Dataset rows describing interfaces
┄┄┄┄┄┄

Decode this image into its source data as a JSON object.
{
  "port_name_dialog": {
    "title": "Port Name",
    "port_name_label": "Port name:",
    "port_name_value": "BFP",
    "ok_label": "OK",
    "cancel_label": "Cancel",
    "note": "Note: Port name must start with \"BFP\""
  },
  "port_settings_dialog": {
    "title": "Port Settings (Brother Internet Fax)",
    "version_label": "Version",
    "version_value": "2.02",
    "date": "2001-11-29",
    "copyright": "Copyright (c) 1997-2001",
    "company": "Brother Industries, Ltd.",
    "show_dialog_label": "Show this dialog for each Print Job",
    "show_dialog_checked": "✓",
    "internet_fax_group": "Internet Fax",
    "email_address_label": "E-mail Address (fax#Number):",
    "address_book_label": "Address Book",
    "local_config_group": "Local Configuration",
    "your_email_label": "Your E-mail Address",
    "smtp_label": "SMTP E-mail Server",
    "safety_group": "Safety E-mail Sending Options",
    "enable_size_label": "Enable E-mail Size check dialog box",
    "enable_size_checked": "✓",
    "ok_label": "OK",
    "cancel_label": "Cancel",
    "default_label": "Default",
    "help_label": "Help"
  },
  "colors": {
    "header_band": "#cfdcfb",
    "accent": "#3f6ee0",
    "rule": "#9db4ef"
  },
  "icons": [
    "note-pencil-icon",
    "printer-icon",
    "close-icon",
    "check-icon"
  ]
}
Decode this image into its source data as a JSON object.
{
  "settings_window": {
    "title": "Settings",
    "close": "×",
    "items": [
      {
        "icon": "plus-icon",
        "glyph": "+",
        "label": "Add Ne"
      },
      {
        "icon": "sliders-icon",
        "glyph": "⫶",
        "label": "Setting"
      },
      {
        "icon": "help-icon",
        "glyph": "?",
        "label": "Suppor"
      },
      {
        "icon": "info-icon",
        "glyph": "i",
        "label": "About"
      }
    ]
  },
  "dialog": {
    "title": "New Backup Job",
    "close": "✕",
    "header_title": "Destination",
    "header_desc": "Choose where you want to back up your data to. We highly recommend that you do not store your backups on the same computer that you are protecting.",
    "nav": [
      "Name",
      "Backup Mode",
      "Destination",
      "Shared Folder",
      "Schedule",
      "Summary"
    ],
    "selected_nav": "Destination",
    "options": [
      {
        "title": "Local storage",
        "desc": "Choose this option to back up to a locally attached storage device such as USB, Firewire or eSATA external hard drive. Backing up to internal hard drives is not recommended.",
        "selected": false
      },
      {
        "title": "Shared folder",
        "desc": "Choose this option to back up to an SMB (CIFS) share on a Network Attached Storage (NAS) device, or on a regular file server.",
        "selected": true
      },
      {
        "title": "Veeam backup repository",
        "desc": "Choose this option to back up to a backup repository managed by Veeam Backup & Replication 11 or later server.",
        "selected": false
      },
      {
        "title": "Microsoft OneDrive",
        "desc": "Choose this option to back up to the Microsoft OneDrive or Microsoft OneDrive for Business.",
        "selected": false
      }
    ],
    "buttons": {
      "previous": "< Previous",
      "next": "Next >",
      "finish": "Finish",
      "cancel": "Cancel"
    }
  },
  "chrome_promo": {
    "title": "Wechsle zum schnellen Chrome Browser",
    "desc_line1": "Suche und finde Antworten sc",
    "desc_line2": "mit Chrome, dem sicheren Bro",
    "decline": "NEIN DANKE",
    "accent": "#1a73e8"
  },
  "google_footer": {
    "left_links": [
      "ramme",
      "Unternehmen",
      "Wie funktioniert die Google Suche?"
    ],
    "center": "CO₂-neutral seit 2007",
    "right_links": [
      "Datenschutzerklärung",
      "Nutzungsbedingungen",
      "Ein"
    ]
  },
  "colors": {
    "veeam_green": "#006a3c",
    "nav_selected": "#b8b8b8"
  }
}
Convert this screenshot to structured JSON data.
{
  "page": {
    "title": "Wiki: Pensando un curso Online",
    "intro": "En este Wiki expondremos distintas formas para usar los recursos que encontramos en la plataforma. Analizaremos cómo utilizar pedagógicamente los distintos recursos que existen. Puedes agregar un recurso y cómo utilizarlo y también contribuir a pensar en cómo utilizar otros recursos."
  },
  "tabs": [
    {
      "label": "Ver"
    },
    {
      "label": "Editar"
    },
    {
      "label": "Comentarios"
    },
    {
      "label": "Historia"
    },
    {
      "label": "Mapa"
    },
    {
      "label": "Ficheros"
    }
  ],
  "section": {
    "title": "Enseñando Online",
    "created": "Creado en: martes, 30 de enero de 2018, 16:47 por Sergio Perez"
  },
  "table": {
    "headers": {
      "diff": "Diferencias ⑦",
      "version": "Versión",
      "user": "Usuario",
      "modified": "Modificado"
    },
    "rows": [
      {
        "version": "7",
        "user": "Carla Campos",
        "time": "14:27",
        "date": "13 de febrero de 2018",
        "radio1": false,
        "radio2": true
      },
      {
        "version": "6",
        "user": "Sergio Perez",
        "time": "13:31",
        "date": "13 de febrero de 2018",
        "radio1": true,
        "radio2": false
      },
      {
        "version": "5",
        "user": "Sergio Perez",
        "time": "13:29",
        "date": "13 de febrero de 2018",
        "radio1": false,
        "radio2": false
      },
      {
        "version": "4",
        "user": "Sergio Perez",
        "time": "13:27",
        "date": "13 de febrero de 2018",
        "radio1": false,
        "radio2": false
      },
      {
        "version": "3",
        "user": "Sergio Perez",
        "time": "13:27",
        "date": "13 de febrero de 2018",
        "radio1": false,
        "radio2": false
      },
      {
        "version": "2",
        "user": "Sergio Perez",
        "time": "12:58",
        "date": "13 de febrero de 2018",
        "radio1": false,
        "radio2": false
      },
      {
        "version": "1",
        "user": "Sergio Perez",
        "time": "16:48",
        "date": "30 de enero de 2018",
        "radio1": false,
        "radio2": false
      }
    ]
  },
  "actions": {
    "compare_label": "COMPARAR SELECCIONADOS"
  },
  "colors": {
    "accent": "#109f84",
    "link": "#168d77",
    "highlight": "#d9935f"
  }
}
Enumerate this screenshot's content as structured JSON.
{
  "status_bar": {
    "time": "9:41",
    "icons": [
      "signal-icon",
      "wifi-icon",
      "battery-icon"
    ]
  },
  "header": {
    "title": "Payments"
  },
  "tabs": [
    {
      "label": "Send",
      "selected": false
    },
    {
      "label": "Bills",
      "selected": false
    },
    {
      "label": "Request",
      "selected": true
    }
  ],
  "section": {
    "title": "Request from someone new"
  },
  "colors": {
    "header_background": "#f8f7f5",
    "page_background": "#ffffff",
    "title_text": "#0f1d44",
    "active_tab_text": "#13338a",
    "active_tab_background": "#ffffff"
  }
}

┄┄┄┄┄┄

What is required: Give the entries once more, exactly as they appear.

Solution for this exercise:
Decode this image into its source data as a JSON object.
{
  "port_name_dialog": {
    "title": "Port Name",
    "port_name_label": "Port name:",
    "port_name_value": "BFP",
    "ok_label": "OK",
    "cancel_label": "Cancel",
    "note": "Note: Port name must start with \"BFP\""
  },
  "port_settings_dialog": {
    "title": "Port Settings (Brother Internet Fax)",
    "version_label": "Version",
    "version_value": "2.02",
    "date": "2001-11-29",
    "copyright": "Copyright (c) 1997-2001",
    "company": "Brother Industries, Ltd.",
    "show_dialog_label": "Show this dialog for each Print Job",
    "show_dialog_checked": "✓",
    "internet_fax_group": "Internet Fax",
    "email_address_label": "E-mail Address (fax#Number):",
    "address_book_label": "Address Book",
    "local_config_group": "Local Configuration",
    "your_email_label": "Your E-mail Address",
    "smtp_label": "SMTP E-mail Server",
    "safety_group": "Safety E-mail Sending Options",
    "enable_size_label": "Enable E-mail Size check dialog box",
    "enable_size_checked": "✓",
    "ok_label": "OK",
    "cancel_label": "Cancel",
    "default_label": "Default",
    "help_label": "Help"
  },
  "colors": {
    "header_band": "#cfdcfb",
    "accent": "#3f6ee0",
    "rule": "#9db4ef"
  },
  "icons": [
    "note-pencil-icon",
    "printer-icon",
    "close-icon",
    "check-icon"
  ]
}
Decode this image into its source data as a JSON object.
{
  "settings_window": {
    "title": "Settings",
    "close": "×",
    "items": [
      {
        "icon": "plus-icon",
        "glyph": "+",
        "label": "Add Ne"
      },
      {
        "icon": "sliders-icon",
        "glyph": "⫶",
        "label": "Setting"
      },
      {
        "icon": "help-icon",
        "glyph": "?",
        "label": "Suppor"
      },
      {
        "icon": "info-icon",
        "glyph": "i",
        "label": "About"
      }
    ]
  },
  "dialog": {
    "title": "New Backup Job",
    "close": "✕",
    "header_title": "Destination",
    "header_desc": "Choose where you want to back up your data to. We highly recommend that you do not store your backups on the same computer that you are protecting.",
    "nav": [
      "Name",
      "Backup Mode",
      "Destination",
      "Shared Folder",
      "Schedule",
      "Summary"
    ],
    "selected_nav": "Destination",
    "options": [
      {
        "title": "Local storage",
        "desc": "Choose this option to back up to a locally attached storage device such as USB, Firewire or eSATA external hard drive. Backing up to internal hard drives is not recommended.",
        "selected": false
      },
      {
        "title": "Shared folder",
        "desc": "Choose this option to back up to an SMB (CIFS) share on a Network Attached Storage (NAS) device, or on a regular file server.",
        "selected": true
      },
      {
        "title": "Veeam backup repository",
        "desc": "Choose this option to back up to a backup repository managed by Veeam Backup & Replication 11 or later server.",
        "selected": false
      },
      {
        "title": "Microsoft OneDrive",
        "desc": "Choose this option to back up to the Microsoft OneDrive or Microsoft OneDrive for Business.",
        "selected": false
      }
    ],
    "buttons": {
      "previous": "< Previous",
      "next": "Next >",
      "finish": "Finish",
      "cancel": "Cancel"
    }
  },
  "chrome_promo": {
    "title": "Wechsle zum schnellen Chrome Browser",
    "desc_line1": "Suche und finde Antworten sc",
    "desc_line2": "mit Chrome, dem sicheren Bro",
    "decline": "NEIN DANKE",
    "accent": "#1a73e8"
  },
  "google_footer": {
    "left_links": [
      "ramme",
      "Unternehmen",
      "Wie funktioniert die Google Suche?"
    ],
    "center": "CO₂-neutral seit 2007",
    "right_links": [
      "Datenschutzerklärung",
      "Nutzungsbedingungen",
      "Ein"
    ]
  },
  "colors": {
    "veeam_green": "#006a3c",
    "nav_selected": "#b8b8b8"
  }
}
Convert this screenshot to structured JSON data.
{
  "page": {
    "title": "Wiki: Pensando un curso Online",
    "intro": "En este Wiki expondremos distintas formas para usar los recursos que encontramos en la plataforma. Analizaremos cómo utilizar pedagógicamente los distintos recursos que existen. Puedes agregar un recurso y cómo utilizarlo y también contribuir a pensar en cómo utilizar otros recursos."
  },
  "tabs": [
    {
      "label": "Ver"
    },
    {
      "label": "Editar"
    },
    {
      "label": "Comentarios"
    },
    {
      "label": "Historia"
    },
    {
      "label": "Mapa"
    },
    {
      "label": "Ficheros"
    }
  ],
  "section": {
    "title": "Enseñando Online",
    "created": "Creado en: martes, 30 de enero de 2018, 16:47 por Sergio Perez"
  },
  "table": {
    "headers": {
      "diff": "Diferencias ⑦",
      "version": "Versión",
      "user": "Usuario",
      "modified": "Modificado"
    },
    "rows": [
      {
        "version": "7",
        "user": "Carla Campos",
        "time": "14:27",
        "date": "13 de febrero de 2018",
        "radio1": false,
        "radio2": true
      },
      {
        "version": "6",
        "user": "Sergio Perez",
        "time": "13:31",
        "date": "13 de febrero de 2018",
        "radio1": true,
        "radio2": false
      },
      {
        "version": "5",
        "user": "Sergio Perez",
        "time": "13:29",
        "date": "13 de febrero de 2018",
        "radio1": false,
        "radio2": false
      },
      {
        "version": "4",
        "user": "Sergio Perez",
        "time": "13:27",
        "date": "13 de febrero de 2018",
        "radio1": false,
        "radio2": false
      },
      {
        "version": "3",
        "user": "Sergio Perez",
        "time": "13:27",
        "date": "13 de febrero de 2018",
        "radio1": false,
        "radio2": false
      },
      {
        "version": "2",
        "user": "Sergio Perez",
        "time": "12:58",
        "date": "13 de febrero de 2018",
        "radio1": false,
        "radio2": false
      },
      {
        "version": "1",
        "user": "Sergio Perez",
        "time": "16:48",
        "date": "30 de enero de 2018",
        "radio1": false,
        "radio2": false
      }
    ]
  },
  "actions": {
    "compare_label": "COMPARAR SELECCIONADOS"
  },
  "colors": {
    "accent": "#109f84",
    "link": "#168d77",
    "highlight": "#d9935f"
  }
}
Enumerate this screenshot's content as structured JSON.
{
  "status_bar": {
    "time": "9:41",
    "icons": [
      "signal-icon",
      "wifi-icon",
      "battery-icon"
    ]
  },
  "header": {
    "title": "Payments"
  },
  "tabs": [
    {
      "label": "Send",
      "selected": false
    },
    {
      "label": "Bills",
      "selected": false
    },
    {
      "label": "Request",
      "selected": true
    }
  ],
  "section": {
    "title": "Request from someone new"
  },
  "colors": {
    "header_background": "#f8f7f5",
    "page_background": "#ffffff",
    "title_text": "#0f1d44",
    "active_tab_text": "#13338a",
    "active_tab_background": "#ffffff"
  }
}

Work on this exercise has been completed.